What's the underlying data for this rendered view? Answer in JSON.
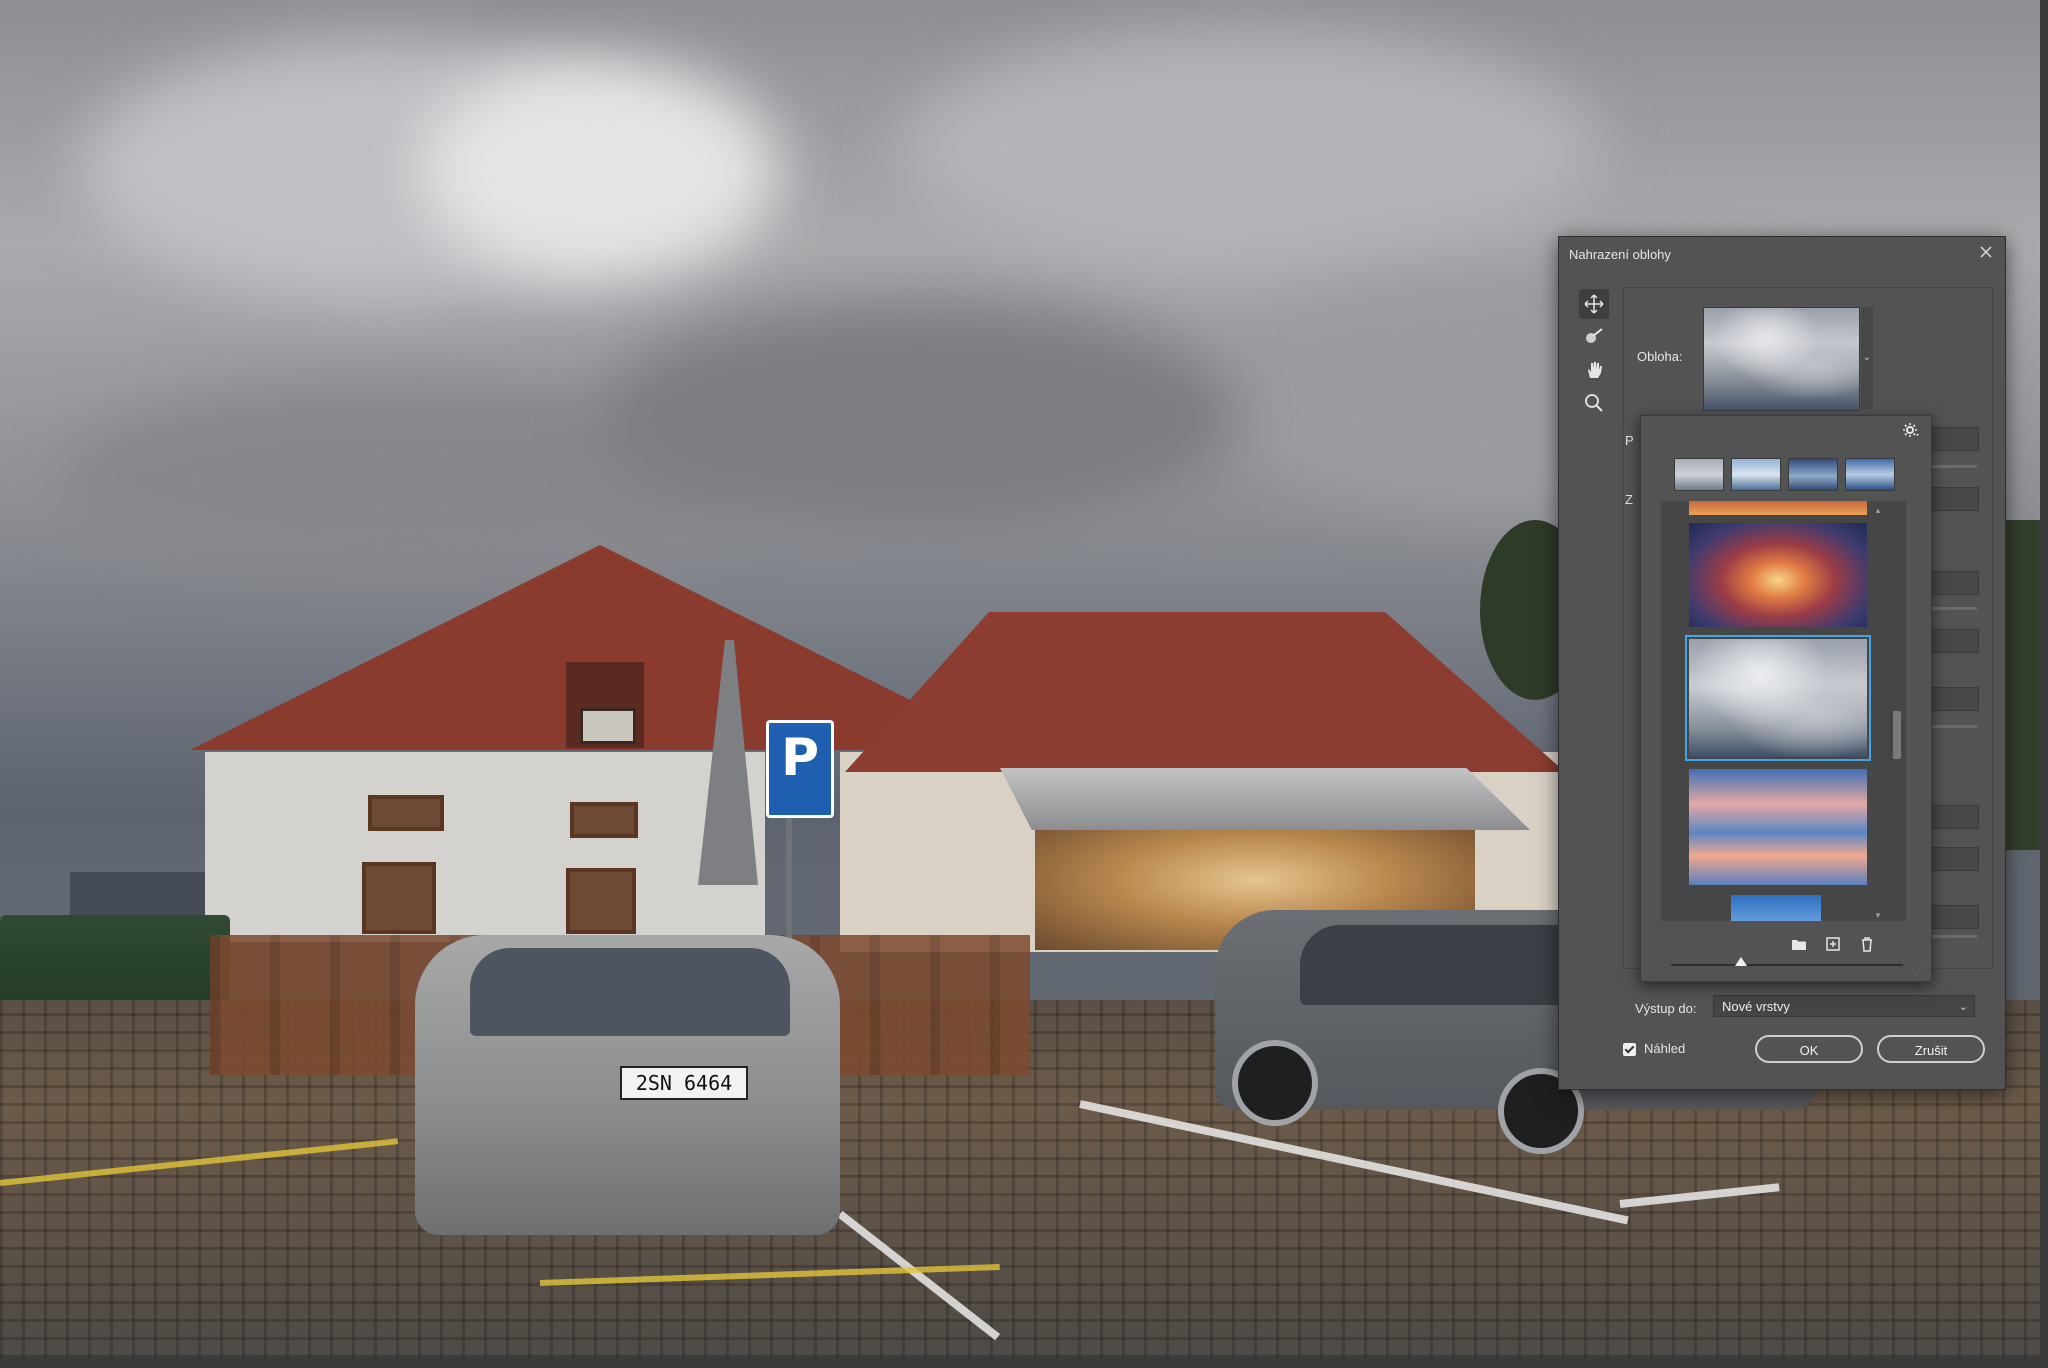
{
  "photo": {
    "parking_sign": "P",
    "license_plate": "2SN 6464"
  },
  "dialog": {
    "title": "Nahrazení oblohy",
    "close_icon": "close-icon",
    "tools": [
      "move-icon",
      "brush-icon",
      "hand-icon",
      "zoom-icon"
    ],
    "sky_label": "Obloha:",
    "partial_labels": [
      "P",
      "Z"
    ],
    "output_label": "Výstup do:",
    "output_value": "Nové vrstvy",
    "preview_label": "Náhled",
    "preview_checked": true,
    "ok_label": "OK",
    "cancel_label": "Zrušit"
  },
  "sky_picker": {
    "gear_icon": "gear-icon",
    "presets": [
      "preset-blue-sky",
      "preset-spectacular",
      "preset-sunsets",
      "preset-blue-clouds"
    ],
    "selected_index": 1,
    "items": [
      "sunset-fiery",
      "cloudy-gray",
      "pink-clouds",
      "blue-sky"
    ],
    "actions": [
      "folder-icon",
      "new-sky-icon",
      "trash-icon"
    ],
    "thumbnail_size_level": 0.3
  },
  "colors": {
    "dialog_bg": "#535353",
    "selection": "#41a5e8",
    "accent_yellow": "#e6d033"
  }
}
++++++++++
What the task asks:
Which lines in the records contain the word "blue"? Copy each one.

Response:
      "preset-blue-sky",
      "preset-blue-clouds"
      "blue-sky"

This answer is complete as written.